Problem description →
Without carrying over a single picture, write out the records below exactly.
· · · · · · ·
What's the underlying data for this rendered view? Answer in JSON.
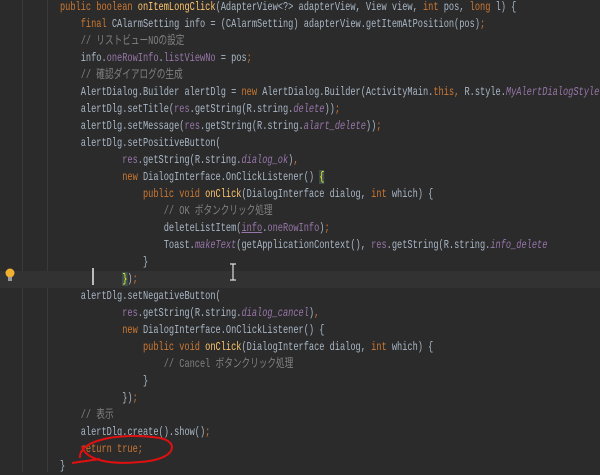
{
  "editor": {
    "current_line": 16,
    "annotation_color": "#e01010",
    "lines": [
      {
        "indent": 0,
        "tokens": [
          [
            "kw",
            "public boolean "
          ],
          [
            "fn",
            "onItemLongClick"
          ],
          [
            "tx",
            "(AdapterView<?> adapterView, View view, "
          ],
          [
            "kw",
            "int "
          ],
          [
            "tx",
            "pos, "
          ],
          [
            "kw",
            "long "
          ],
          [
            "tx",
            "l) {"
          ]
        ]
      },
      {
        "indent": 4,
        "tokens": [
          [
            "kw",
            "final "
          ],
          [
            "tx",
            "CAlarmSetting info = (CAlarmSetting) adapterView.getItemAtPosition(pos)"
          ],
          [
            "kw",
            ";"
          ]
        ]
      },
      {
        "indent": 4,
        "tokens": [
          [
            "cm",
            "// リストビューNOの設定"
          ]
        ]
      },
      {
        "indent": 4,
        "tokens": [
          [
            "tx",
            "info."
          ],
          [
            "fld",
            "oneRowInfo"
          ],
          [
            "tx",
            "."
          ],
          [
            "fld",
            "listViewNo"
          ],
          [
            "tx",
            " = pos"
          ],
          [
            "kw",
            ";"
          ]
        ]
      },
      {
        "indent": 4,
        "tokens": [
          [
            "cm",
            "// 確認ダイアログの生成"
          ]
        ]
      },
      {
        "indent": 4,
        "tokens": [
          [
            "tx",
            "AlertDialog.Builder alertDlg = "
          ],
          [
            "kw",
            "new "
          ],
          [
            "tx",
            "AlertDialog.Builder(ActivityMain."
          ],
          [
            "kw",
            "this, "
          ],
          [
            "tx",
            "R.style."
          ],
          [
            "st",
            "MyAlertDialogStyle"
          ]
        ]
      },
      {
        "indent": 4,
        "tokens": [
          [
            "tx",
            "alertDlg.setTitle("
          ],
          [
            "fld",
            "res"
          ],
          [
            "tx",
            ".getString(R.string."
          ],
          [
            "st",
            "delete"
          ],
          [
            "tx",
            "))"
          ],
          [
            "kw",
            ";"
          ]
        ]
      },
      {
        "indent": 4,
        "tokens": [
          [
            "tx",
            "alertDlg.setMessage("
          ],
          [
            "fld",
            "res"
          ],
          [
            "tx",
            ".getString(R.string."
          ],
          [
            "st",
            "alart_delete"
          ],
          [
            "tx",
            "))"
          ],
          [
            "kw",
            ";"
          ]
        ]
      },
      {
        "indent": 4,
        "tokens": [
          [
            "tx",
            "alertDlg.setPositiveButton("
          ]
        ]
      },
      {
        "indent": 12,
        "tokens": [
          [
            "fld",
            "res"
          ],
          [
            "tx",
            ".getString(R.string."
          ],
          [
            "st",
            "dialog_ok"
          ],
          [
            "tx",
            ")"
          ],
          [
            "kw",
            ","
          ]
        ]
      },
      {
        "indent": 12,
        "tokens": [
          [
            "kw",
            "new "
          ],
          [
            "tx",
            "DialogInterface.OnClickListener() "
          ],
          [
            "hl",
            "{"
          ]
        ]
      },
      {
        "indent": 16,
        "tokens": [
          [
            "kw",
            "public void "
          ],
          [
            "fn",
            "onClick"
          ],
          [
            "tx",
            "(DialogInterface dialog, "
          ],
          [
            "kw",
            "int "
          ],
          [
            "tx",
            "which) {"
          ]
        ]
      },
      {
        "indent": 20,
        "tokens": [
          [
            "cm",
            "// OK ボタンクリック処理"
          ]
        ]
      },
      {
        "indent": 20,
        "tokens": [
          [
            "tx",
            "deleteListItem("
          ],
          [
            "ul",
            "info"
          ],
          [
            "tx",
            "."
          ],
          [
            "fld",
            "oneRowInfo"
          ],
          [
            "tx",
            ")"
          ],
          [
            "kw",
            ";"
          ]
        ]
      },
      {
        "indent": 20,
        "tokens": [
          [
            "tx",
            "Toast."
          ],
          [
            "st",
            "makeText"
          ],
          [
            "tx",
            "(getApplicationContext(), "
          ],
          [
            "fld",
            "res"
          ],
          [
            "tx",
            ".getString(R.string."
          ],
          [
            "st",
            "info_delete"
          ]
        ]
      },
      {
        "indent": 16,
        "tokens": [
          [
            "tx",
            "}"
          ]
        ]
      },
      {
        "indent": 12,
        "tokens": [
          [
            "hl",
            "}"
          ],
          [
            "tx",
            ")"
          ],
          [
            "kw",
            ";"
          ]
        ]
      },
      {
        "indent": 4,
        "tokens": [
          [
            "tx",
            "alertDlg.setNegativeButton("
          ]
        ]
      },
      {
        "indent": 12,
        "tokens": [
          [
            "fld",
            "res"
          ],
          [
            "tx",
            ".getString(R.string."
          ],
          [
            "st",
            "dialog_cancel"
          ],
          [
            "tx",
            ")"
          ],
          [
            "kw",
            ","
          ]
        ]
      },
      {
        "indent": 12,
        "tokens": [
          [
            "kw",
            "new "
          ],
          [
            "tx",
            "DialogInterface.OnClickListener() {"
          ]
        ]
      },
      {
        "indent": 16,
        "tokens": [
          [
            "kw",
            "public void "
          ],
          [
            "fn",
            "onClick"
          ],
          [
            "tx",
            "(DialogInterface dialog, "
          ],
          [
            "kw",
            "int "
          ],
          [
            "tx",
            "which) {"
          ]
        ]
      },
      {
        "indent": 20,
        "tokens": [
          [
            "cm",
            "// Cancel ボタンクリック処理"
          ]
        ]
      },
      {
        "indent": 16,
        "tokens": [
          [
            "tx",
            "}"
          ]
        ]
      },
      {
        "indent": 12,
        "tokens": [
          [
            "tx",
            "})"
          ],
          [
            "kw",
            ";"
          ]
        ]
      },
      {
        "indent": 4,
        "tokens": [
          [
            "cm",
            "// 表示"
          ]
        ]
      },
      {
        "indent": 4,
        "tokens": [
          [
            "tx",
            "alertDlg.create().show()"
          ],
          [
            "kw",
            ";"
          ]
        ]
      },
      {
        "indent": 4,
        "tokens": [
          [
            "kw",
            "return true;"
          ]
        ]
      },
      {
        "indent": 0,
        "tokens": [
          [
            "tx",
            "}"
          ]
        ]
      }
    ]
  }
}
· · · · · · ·
Response to the task →
What's the underlying data for this rendered view? Answer in JSON.
{
  "editor": {
    "current_line": 16,
    "annotation_color": "#e01010",
    "lines": [
      {
        "indent": 0,
        "tokens": [
          [
            "kw",
            "public boolean "
          ],
          [
            "fn",
            "onItemLongClick"
          ],
          [
            "tx",
            "(AdapterView<?> adapterView, View view, "
          ],
          [
            "kw",
            "int "
          ],
          [
            "tx",
            "pos, "
          ],
          [
            "kw",
            "long "
          ],
          [
            "tx",
            "l) {"
          ]
        ]
      },
      {
        "indent": 4,
        "tokens": [
          [
            "kw",
            "final "
          ],
          [
            "tx",
            "CAlarmSetting info = (CAlarmSetting) adapterView.getItemAtPosition(pos)"
          ],
          [
            "kw",
            ";"
          ]
        ]
      },
      {
        "indent": 4,
        "tokens": [
          [
            "cm",
            "// リストビューNOの設定"
          ]
        ]
      },
      {
        "indent": 4,
        "tokens": [
          [
            "tx",
            "info."
          ],
          [
            "fld",
            "oneRowInfo"
          ],
          [
            "tx",
            "."
          ],
          [
            "fld",
            "listViewNo"
          ],
          [
            "tx",
            " = pos"
          ],
          [
            "kw",
            ";"
          ]
        ]
      },
      {
        "indent": 4,
        "tokens": [
          [
            "cm",
            "// 確認ダイアログの生成"
          ]
        ]
      },
      {
        "indent": 4,
        "tokens": [
          [
            "tx",
            "AlertDialog.Builder alertDlg = "
          ],
          [
            "kw",
            "new "
          ],
          [
            "tx",
            "AlertDialog.Builder(ActivityMain."
          ],
          [
            "kw",
            "this, "
          ],
          [
            "tx",
            "R.style."
          ],
          [
            "st",
            "MyAlertDialogStyle"
          ]
        ]
      },
      {
        "indent": 4,
        "tokens": [
          [
            "tx",
            "alertDlg.setTitle("
          ],
          [
            "fld",
            "res"
          ],
          [
            "tx",
            ".getString(R.string."
          ],
          [
            "st",
            "delete"
          ],
          [
            "tx",
            "))"
          ],
          [
            "kw",
            ";"
          ]
        ]
      },
      {
        "indent": 4,
        "tokens": [
          [
            "tx",
            "alertDlg.setMessage("
          ],
          [
            "fld",
            "res"
          ],
          [
            "tx",
            ".getString(R.string."
          ],
          [
            "st",
            "alart_delete"
          ],
          [
            "tx",
            "))"
          ],
          [
            "kw",
            ";"
          ]
        ]
      },
      {
        "indent": 4,
        "tokens": [
          [
            "tx",
            "alertDlg.setPositiveButton("
          ]
        ]
      },
      {
        "indent": 12,
        "tokens": [
          [
            "fld",
            "res"
          ],
          [
            "tx",
            ".getString(R.string."
          ],
          [
            "st",
            "dialog_ok"
          ],
          [
            "tx",
            ")"
          ],
          [
            "kw",
            ","
          ]
        ]
      },
      {
        "indent": 12,
        "tokens": [
          [
            "kw",
            "new "
          ],
          [
            "tx",
            "DialogInterface.OnClickListener() "
          ],
          [
            "hl",
            "{"
          ]
        ]
      },
      {
        "indent": 16,
        "tokens": [
          [
            "kw",
            "public void "
          ],
          [
            "fn",
            "onClick"
          ],
          [
            "tx",
            "(DialogInterface dialog, "
          ],
          [
            "kw",
            "int "
          ],
          [
            "tx",
            "which) {"
          ]
        ]
      },
      {
        "indent": 20,
        "tokens": [
          [
            "cm",
            "// OK ボタンクリック処理"
          ]
        ]
      },
      {
        "indent": 20,
        "tokens": [
          [
            "tx",
            "deleteListItem("
          ],
          [
            "ul",
            "info"
          ],
          [
            "tx",
            "."
          ],
          [
            "fld",
            "oneRowInfo"
          ],
          [
            "tx",
            ")"
          ],
          [
            "kw",
            ";"
          ]
        ]
      },
      {
        "indent": 20,
        "tokens": [
          [
            "tx",
            "Toast."
          ],
          [
            "st",
            "makeText"
          ],
          [
            "tx",
            "(getApplicationContext(), "
          ],
          [
            "fld",
            "res"
          ],
          [
            "tx",
            ".getString(R.string."
          ],
          [
            "st",
            "info_delete"
          ]
        ]
      },
      {
        "indent": 16,
        "tokens": [
          [
            "tx",
            "}"
          ]
        ]
      },
      {
        "indent": 12,
        "tokens": [
          [
            "hl",
            "}"
          ],
          [
            "tx",
            ")"
          ],
          [
            "kw",
            ";"
          ]
        ]
      },
      {
        "indent": 4,
        "tokens": [
          [
            "tx",
            "alertDlg.setNegativeButton("
          ]
        ]
      },
      {
        "indent": 12,
        "tokens": [
          [
            "fld",
            "res"
          ],
          [
            "tx",
            ".getString(R.string."
          ],
          [
            "st",
            "dialog_cancel"
          ],
          [
            "tx",
            ")"
          ],
          [
            "kw",
            ","
          ]
        ]
      },
      {
        "indent": 12,
        "tokens": [
          [
            "kw",
            "new "
          ],
          [
            "tx",
            "DialogInterface.OnClickListener() {"
          ]
        ]
      },
      {
        "indent": 16,
        "tokens": [
          [
            "kw",
            "public void "
          ],
          [
            "fn",
            "onClick"
          ],
          [
            "tx",
            "(DialogInterface dialog, "
          ],
          [
            "kw",
            "int "
          ],
          [
            "tx",
            "which) {"
          ]
        ]
      },
      {
        "indent": 20,
        "tokens": [
          [
            "cm",
            "// Cancel ボタンクリック処理"
          ]
        ]
      },
      {
        "indent": 16,
        "tokens": [
          [
            "tx",
            "}"
          ]
        ]
      },
      {
        "indent": 12,
        "tokens": [
          [
            "tx",
            "})"
          ],
          [
            "kw",
            ";"
          ]
        ]
      },
      {
        "indent": 4,
        "tokens": [
          [
            "cm",
            "// 表示"
          ]
        ]
      },
      {
        "indent": 4,
        "tokens": [
          [
            "tx",
            "alertDlg.create().show()"
          ],
          [
            "kw",
            ";"
          ]
        ]
      },
      {
        "indent": 4,
        "tokens": [
          [
            "kw",
            "return true;"
          ]
        ]
      },
      {
        "indent": 0,
        "tokens": [
          [
            "tx",
            "}"
          ]
        ]
      }
    ]
  }
}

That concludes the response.